Entries from a dataset of interfaces:
>>
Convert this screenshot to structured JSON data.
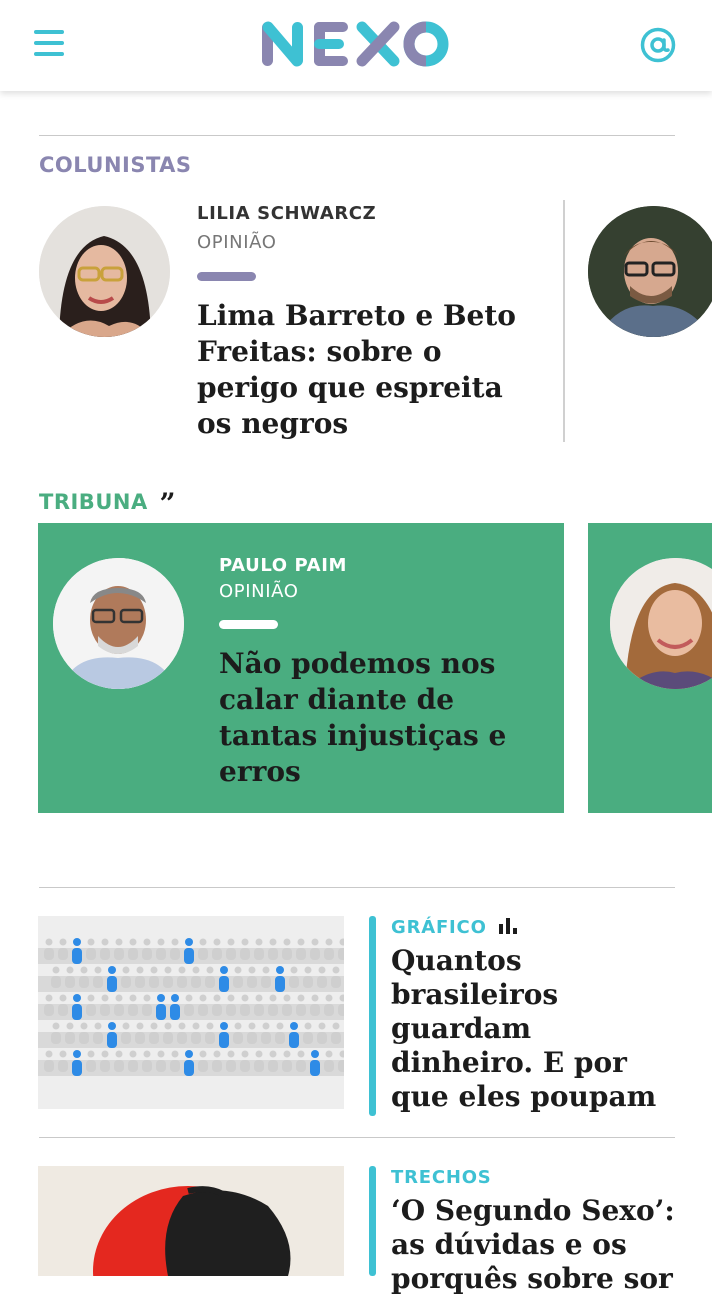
{
  "header": {
    "logo_text": "NEXO",
    "menu_icon": "hamburger-menu-icon",
    "account_icon": "at-sign-icon",
    "brand_color": "#3ec1d3"
  },
  "colunistas": {
    "section_label": "COLUNISTAS",
    "cards": [
      {
        "author": "LILIA SCHWARCZ",
        "kind": "OPINIÃO",
        "headline": [
          "Lima Barreto e Beto",
          "Freitas: sobre o",
          "perigo que espreita",
          "os negros"
        ]
      }
    ],
    "label_color": "#8a86b0"
  },
  "tribuna": {
    "section_label": "TRIBUNA",
    "quote_mark": "”",
    "cards": [
      {
        "author": "PAULO PAIM",
        "kind": "OPINIÃO",
        "headline": [
          "Não podemos nos",
          "calar diante de",
          "tantas injustiças e",
          "erros"
        ]
      }
    ],
    "card_color": "#4aad80"
  },
  "stories": [
    {
      "tag": "GRÁFICO",
      "tag_icon": "bar-chart-icon",
      "title": [
        "Quantos",
        "brasileiros",
        "guardam",
        "dinheiro. E por",
        "que eles poupam"
      ]
    },
    {
      "tag": "TRECHOS",
      "title": [
        "‘O Segundo Sexo’:",
        "as dúvidas e os",
        "porquês sobre sor"
      ]
    }
  ]
}
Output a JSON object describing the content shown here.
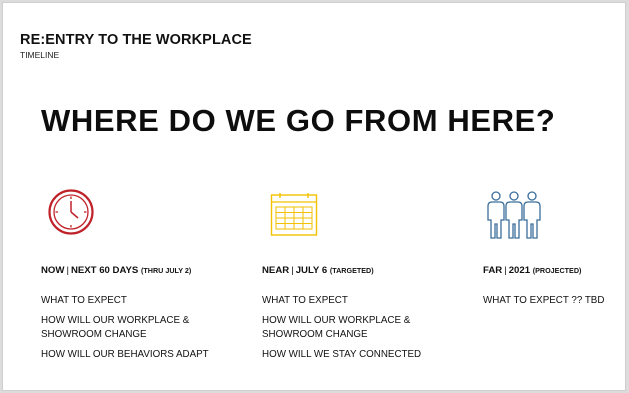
{
  "header": {
    "title": "RE:ENTRY TO THE WORKPLACE",
    "subtitle": "TIMELINE"
  },
  "headline": "WHERE DO WE GO FROM HERE?",
  "colors": {
    "clock": "#c0222a",
    "calendar": "#f2c200",
    "people": "#3b6e9b"
  },
  "columns": [
    {
      "icon": "clock-icon",
      "phase": "NOW",
      "separator": "|",
      "range": "NEXT 60 DAYS",
      "note": "(THRU JULY 2)",
      "items": [
        "WHAT TO EXPECT",
        "HOW WILL OUR WORKPLACE & SHOWROOM CHANGE",
        "HOW WILL OUR BEHAVIORS ADAPT"
      ]
    },
    {
      "icon": "calendar-icon",
      "phase": "NEAR",
      "separator": "|",
      "range": "JULY 6",
      "note": "(TARGETED)",
      "items": [
        "WHAT TO EXPECT",
        "HOW WILL OUR WORKPLACE & SHOWROOM CHANGE",
        "HOW WILL WE STAY CONNECTED"
      ]
    },
    {
      "icon": "people-icon",
      "phase": "FAR",
      "separator": "|",
      "range": "2021",
      "note": "(PROJECTED)",
      "items": [
        "WHAT TO EXPECT ?? TBD"
      ]
    }
  ]
}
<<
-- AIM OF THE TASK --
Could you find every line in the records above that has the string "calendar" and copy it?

-- YOUR RESPONSE --
    "calendar": "#f2c200",
      "icon": "calendar-icon",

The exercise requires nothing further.